New CDC Report on Binge Drinking
There’s no question that binge drinking is dangerous; it makes no difference if you’re young or old, male or female. However, as many of our readers know, binge drinking among America's youth has been steadily declining for more than a decade–78% of high school students do not binge drink–yet the recently released CDC Vital Signs Report fails to mention that progress. Similarly, the report fails to mention that underage drinking among teen girls has decreased at an even faster pace than that of their male peers. Young women, as The Foundation for Advancing Alcohol Responsibility learned nearly ten years ago when we developed our Girl Talk program, face special challenges when it comes to alcohol. Women are more susceptible to intoxication and alcohol poisoning, consumption can affect reproductive development and can be dangerous for young women with depression and body image or weight concerns.

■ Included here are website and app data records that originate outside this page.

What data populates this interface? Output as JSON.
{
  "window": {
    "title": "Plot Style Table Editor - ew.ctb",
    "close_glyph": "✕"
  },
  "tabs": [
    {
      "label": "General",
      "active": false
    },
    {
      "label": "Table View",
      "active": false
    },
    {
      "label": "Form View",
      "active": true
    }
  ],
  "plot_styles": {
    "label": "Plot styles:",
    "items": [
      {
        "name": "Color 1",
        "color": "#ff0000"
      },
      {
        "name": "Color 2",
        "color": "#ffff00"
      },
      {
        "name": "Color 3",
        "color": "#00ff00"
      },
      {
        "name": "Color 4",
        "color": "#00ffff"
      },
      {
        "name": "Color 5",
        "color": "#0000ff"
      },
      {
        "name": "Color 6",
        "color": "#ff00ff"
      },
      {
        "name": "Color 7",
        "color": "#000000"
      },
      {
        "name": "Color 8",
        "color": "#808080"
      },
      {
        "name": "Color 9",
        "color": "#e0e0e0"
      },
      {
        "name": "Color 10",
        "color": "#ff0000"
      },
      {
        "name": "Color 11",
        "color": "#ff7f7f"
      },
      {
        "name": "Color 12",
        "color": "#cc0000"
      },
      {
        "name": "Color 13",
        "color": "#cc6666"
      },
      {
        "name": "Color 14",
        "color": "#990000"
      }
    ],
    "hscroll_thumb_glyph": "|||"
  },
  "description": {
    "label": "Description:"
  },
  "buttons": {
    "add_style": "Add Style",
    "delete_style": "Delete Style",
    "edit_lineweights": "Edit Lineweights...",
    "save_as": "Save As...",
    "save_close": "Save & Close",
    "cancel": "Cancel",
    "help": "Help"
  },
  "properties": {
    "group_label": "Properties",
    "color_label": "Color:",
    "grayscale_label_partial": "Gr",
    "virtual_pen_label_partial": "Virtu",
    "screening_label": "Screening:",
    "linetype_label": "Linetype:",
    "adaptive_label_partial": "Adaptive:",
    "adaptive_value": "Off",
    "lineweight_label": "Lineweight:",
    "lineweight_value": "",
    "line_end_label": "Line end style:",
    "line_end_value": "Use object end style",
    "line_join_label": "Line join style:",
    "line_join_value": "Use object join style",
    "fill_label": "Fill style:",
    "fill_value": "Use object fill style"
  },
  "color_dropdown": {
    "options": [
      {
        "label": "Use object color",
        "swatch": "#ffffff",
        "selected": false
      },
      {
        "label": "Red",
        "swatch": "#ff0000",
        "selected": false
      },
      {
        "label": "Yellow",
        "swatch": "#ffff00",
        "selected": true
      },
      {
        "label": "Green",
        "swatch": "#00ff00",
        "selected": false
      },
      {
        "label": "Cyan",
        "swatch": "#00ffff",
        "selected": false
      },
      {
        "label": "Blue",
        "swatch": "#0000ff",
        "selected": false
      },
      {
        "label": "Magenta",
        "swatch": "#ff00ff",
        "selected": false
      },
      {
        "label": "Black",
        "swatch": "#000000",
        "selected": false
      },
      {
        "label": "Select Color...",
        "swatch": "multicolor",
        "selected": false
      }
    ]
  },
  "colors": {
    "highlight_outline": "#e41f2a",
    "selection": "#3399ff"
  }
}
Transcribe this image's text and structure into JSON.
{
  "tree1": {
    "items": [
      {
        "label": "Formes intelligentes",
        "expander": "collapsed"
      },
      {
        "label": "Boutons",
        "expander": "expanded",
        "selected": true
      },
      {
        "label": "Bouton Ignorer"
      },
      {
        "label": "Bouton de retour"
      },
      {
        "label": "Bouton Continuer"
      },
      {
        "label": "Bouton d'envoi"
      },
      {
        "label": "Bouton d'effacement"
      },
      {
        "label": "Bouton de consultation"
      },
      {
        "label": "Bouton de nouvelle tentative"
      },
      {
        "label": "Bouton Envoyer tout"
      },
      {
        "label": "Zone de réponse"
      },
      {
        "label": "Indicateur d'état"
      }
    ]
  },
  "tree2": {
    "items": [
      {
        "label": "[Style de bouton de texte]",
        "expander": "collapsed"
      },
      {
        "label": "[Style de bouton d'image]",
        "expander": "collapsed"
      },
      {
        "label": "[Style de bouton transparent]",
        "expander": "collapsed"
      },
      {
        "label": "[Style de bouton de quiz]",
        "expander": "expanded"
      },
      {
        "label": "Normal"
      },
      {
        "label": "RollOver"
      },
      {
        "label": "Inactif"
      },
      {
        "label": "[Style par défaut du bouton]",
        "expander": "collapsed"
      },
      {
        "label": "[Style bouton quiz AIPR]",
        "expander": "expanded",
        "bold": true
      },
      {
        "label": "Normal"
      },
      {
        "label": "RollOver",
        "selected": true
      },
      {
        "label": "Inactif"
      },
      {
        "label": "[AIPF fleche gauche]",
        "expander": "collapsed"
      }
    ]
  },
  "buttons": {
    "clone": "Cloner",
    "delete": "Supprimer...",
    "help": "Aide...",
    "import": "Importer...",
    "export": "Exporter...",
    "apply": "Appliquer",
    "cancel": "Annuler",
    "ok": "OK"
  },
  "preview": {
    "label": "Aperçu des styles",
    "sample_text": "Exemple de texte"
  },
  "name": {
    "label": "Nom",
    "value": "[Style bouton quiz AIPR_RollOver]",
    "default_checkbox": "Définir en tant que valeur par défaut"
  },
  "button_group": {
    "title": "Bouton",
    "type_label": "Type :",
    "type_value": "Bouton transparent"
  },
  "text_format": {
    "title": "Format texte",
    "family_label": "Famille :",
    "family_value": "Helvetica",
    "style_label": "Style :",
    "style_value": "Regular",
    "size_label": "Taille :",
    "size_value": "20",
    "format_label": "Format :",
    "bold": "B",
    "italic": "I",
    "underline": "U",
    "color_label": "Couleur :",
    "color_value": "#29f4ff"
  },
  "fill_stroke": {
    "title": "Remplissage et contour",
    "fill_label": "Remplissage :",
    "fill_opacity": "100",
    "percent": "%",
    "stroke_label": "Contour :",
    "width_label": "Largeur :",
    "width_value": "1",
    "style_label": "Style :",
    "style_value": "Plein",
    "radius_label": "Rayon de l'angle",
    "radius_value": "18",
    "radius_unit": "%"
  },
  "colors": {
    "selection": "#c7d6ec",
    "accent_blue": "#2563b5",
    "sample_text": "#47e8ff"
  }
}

As the father of a seventeen-year-old girl headed to college in the fall, this issue is at the forefront of my mind both personally and professionally. The Foundation for Advancing Alcohol Responsibility is committed to fostering increased communication between young women and their parents, who are the leading influence on their decisions to drink. Mothers and fathers should listen, be approachable, be a parent and not a friend, discuss the risks, and make sure young women know help is available. As adults, if you choose to consume, especially if you are consuming in front of your teens, do so responsibly. Always model responsible and moderate behavior for your teens. Be firm and make your boundaries clear. When teens make decisions about alcohol, marketing, price, and the proximity of a store are no match for a parent's influence.
While The Foundation for Advancing Alcohol Responsibility appreciates the CDC bringing binge drinking data to the attention of the media and the public, I would have appreciated a fresher approach than sensational headlines and the same laundry list of policy solutions. While the parental urge to protect our kids is as old as time, we need new and practical solutions to keep up with the changing world around us. In the meantime, Moms and Dads – step up your game. Your kids are watching!
President and CEO, The Foundation for Advancing Alcohol Responsibility